21. By purchasing a simple dryer vent control device, you can use the heat from the dryer for your basement or garage.
22. Use a 24-hour timer for your car block heater and interior warmer.
23. Installing a transient voltage surge suppressor at the electrical panel could save money when using household appliances.
24. Use your bathroom fans sparingly in the winter. The fans remove warm air.
25. Run the furnace fan constantly during cold weather to reduce your heating bill.
26. Keep your furnace well tuned. A slipping belt can reduce the efficiency of your furnace by as much as 50 per cent.
27. Be certain your furnace has the proper amount of oxygen for maximum heat from your fuel.
28. Place aluminum foil behind each of your radiators.
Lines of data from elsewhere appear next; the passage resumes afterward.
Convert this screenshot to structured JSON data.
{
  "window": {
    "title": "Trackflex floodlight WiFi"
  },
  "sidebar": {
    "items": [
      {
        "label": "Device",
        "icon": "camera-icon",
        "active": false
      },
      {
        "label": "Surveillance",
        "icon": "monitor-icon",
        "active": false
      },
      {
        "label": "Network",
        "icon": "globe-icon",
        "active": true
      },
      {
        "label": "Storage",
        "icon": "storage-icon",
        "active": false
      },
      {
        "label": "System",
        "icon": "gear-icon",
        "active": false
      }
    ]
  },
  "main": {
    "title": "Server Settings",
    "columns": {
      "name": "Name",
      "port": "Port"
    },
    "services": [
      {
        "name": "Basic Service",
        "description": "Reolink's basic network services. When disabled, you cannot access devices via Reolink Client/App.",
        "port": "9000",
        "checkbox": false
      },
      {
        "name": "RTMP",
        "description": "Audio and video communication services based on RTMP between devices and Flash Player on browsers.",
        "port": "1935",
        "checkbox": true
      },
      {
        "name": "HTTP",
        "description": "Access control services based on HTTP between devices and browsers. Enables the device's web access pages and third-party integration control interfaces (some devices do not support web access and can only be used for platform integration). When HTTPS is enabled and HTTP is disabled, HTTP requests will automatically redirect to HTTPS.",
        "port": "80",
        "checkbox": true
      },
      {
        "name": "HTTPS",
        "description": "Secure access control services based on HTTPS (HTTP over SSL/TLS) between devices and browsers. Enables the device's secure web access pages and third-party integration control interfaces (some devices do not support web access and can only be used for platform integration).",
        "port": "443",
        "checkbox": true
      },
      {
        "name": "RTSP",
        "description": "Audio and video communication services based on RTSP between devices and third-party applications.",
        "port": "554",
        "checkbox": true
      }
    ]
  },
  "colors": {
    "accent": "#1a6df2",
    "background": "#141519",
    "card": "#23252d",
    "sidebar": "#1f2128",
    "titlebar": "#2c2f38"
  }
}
It will reflect heat back into the room instead of allowing the wall to absorb it.
29. Turn down the thermostat Mien you go out for the day.
30. Spray the furnace filter with furniture polish to increase the amount of dust it picks up.
31. Before retiring for the night turn down your thermostat to 16-17° C (60-65° F).
32. To save fuel costs, install a set-back thermostat so that the temperature is maintained at a lower level while sleeping or when no one is home during the day. The initial investment is paid back in a short time through lower heating bills.
33. Close off heat and doors to unused rooms.
34. Keep your closet doors closed. There is no need to heat or cool them.
35. Cover your basement windows with some inexpensive material for the winter so heat is not lost through the glass and frame.
36. Draw your drapes closed and open only during sunny periods to conserve heat in the winter.
37. In the winter, block off radiators and open drapes on the sunny side of the house. This will keep the rooms on that side of the house warm.
38. On older homes use plastic inside or outside to cover windows and frames to help cut drafts and cold.
39. Seal your windows in the winter to conserve heat.
40. If you have a milk chute which is not in use, pack it with fibreglass insulation to prevent drafts and frost buildup.
41. White foam meat trays can be washed, cut to size and fitted under wall switches etc. to prevent drafts.
42. Remove baseboards and caulk crack between wall and floor to prevent drafts along outside walls.
43. Make certain that your house is properly insulated and all air drafts plugged to prevent heat loss in the winter.
44. To help stop heat loss from the foundation of your house during the winter, shovel three or four feet of snow up against the side of the house to act as insulation.
45. Insulating the outside walls of your basement will pay for itself after three winters.
46. Keep blinds pulled down and drapes closed in the summer to keep the house cool and cut down on air conditioner use.
47. Keep your hot water heater in the mid range.
48. Turning down your hot water heater several degrees can save you a great deal of money over a year and it could also save you from scalds.
49. If you have to run the water forever until it gets hot, wrap your hot water pipes in an easy-to-apply foam blanket, available at hardware or building supply stores. Not only will you save on the water bill, but your hot water heating costs will be reduced too.
50. Adjust the float on your toilet so that you use less water when flushing.
51. Set a liner inside your toilet tank to conserve water.
52. Take a five minute shower (50 liters) instead of a bath (150 liters). Remember that less than 1% of Earth’s water is available for our use.
53. Turn your water valves on and off every six months to keep them in working order. A stuck valve can cause a flood.
54. Have a timer near the telephone in order to limit long-distance phone bills. Set the timer for a predetermined length and stick to it.